Knowing this, it really makes sense that you get what you pay for when it comes to beeswax candles. Beeswax candles made exclusively from capping wax have the ability to pull out dust and toxins from the air.
Beeswax candles have a naturally long burn time without any synthetic additives. And while burning candles certainly isn’t rocket science, there is some science behind the flame, so we thought we’d give you some tricks of the trade to get even better and longer burns from your Greentree Home Candle.
Just remember, folks, that we’re dealing with an open flame and hot wax- so burn wisely. Never leave your candles burning unattended, and please don’t try to adjust the wick or the wax while your candle is still hot!
As they can cause uneven burns and dripping. Use a snuffer as well- it will help to prevent spills. Though pure beeswax is virtually dripless in the right environment, it’s pretty inevitable that spills happen. Just save any excess wax to be tossed back into the mix once you have a big pool- it’ll act as extra fuel.
Aside from the obvious safety factor of this pointer, it will also help to ensure that your flame burns evenly and symmetrically.
Make sure your wick is not too long-the larger the wick, the less efficient the candle will burn. We try our best to trim the wick to optimal length before leaving the shop, but some slip under the radar a bit longer than we’d like! With this we say use your best judgement on any necessary trimming- usually about ¼ of an inch. Once the right length, start by lighting at the wick’s base and wait until both the wick has ignited and a small pool of wax has begun to form.
Allow the candle to burn until the pool of melted wax has almost reached the outside of the candle, usually about 2-3 hours after it’s been lit.
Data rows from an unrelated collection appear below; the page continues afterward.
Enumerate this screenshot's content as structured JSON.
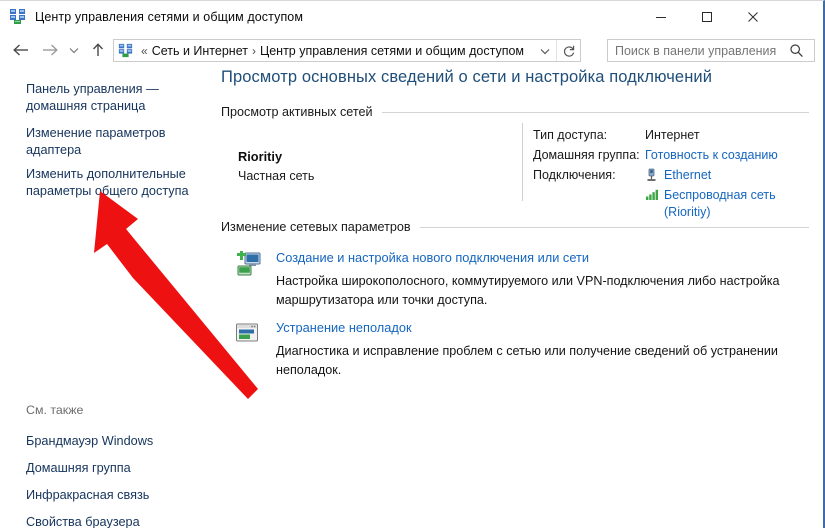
{
  "window": {
    "title": "Центр управления сетями и общим доступом",
    "app_icon": "network-sharing-center-icon",
    "minimize_label": "Свернуть",
    "maximize_label": "Развернуть",
    "close_label": "Закрыть",
    "border_color": "#3a6ea5"
  },
  "navbar": {
    "back_label": "Назад",
    "forward_label": "Вперед",
    "recent_label": "Последние расположения",
    "up_label": "Вверх",
    "address": {
      "icon": "network-sharing-center-icon",
      "overflow": "«",
      "crumbs": [
        "Сеть и Интернет",
        "Центр управления сетями и общим доступом"
      ],
      "separator": "›",
      "dropdown_icon": "chevron-down-icon",
      "refresh_icon": "refresh-icon"
    },
    "search": {
      "placeholder": "Поиск в панели управления",
      "value": "",
      "icon": "search-icon"
    }
  },
  "sidebar": {
    "links": [
      {
        "id": "home",
        "label": "Панель управления — домашняя страница"
      },
      {
        "id": "adapter",
        "label": "Изменение параметров адаптера"
      },
      {
        "id": "sharing",
        "label": "Изменить дополнительные параметры общего доступа"
      }
    ],
    "see_also": {
      "heading": "См. также",
      "items": [
        "Брандмауэр Windows",
        "Домашняя группа",
        "Инфракрасная связь",
        "Свойства браузера"
      ]
    }
  },
  "content": {
    "page_title": "Просмотр основных сведений о сети и настройка подключений",
    "active_networks": {
      "heading": "Просмотр активных сетей",
      "network_name": "Rioritiy",
      "network_type": "Частная сеть",
      "details": {
        "access_type_key": "Тип доступа:",
        "access_type_value": "Интернет",
        "homegroup_key": "Домашняя группа:",
        "homegroup_value": "Готовность к созданию",
        "connections_key": "Подключения:",
        "connections": [
          {
            "icon": "ethernet-icon",
            "label": "Ethernet"
          },
          {
            "icon": "wifi-signal-icon",
            "label": "Беспроводная сеть",
            "label2": "(Rioritiy)"
          }
        ]
      }
    },
    "change_settings": {
      "heading": "Изменение сетевых параметров",
      "items": [
        {
          "icon": "new-connection-icon",
          "link": "Создание и настройка нового подключения или сети",
          "description": "Настройка широкополосного, коммутируемого или VPN-подключения либо настройка маршрутизатора или точки доступа."
        },
        {
          "icon": "troubleshoot-icon",
          "link": "Устранение неполадок",
          "description": "Диагностика и исправление проблем с сетью или получение сведений об устранении неполадок."
        }
      ]
    }
  },
  "annotation": {
    "arrow_color": "#ee1111",
    "arrow_name": "red-pointer-arrow"
  }
}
Blow it out once your candle has reached this point and allow the wax to firm up before re-lighting. This will help to prevent the occurrence of tunnelling.
Not literally. This is candle speak for pushing the soft wax inwards towards the wick. Hugging is just another way to get the most out of your wax, and is usually only necessary on larger candles such as our pillars or jumbo cones. It’s best to do this once you’ve allowed the wax to harden, just before re-lighting it. Just be sure to push the wax inward slowly, as you don’t want to suffocate your wick
Words: Caroline Noonan Images: Rachel Watson